=== Dataset content ===
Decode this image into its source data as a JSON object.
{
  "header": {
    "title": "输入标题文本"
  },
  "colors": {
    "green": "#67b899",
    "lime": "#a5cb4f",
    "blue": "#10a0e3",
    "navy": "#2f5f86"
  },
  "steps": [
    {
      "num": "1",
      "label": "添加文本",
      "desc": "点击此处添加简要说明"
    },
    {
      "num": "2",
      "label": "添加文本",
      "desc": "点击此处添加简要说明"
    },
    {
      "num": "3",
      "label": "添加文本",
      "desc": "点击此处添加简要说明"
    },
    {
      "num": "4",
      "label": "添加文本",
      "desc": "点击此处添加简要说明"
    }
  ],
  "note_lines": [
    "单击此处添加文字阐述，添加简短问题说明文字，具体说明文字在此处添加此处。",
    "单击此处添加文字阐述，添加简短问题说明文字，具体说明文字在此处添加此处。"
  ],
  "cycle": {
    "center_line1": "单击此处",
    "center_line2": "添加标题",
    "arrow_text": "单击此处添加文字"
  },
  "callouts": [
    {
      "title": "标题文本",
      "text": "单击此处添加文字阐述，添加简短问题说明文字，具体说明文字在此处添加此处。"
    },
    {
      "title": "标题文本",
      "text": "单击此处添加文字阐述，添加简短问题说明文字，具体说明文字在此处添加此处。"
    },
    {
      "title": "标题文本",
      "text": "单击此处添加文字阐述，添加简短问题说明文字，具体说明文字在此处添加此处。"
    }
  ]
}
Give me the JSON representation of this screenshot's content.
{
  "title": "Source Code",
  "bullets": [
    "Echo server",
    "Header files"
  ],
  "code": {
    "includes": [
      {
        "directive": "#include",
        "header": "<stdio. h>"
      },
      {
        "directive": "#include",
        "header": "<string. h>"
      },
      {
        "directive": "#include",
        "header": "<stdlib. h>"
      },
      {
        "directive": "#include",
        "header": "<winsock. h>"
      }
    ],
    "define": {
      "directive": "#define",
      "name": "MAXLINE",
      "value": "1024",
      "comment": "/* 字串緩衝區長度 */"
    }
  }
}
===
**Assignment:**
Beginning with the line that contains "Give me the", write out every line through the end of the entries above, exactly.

**Solved exercise:**
Give me the JSON representation of this screenshot's content.
{
  "title": "Source Code",
  "bullets": [
    "Echo server",
    "Header files"
  ],
  "code": {
    "includes": [
      {
        "directive": "#include",
        "header": "<stdio. h>"
      },
      {
        "directive": "#include",
        "header": "<string. h>"
      },
      {
        "directive": "#include",
        "header": "<stdlib. h>"
      },
      {
        "directive": "#include",
        "header": "<winsock. h>"
      }
    ],
    "define": {
      "directive": "#define",
      "name": "MAXLINE",
      "value": "1024",
      "comment": "/* 字串緩衝區長度 */"
    }
  }
}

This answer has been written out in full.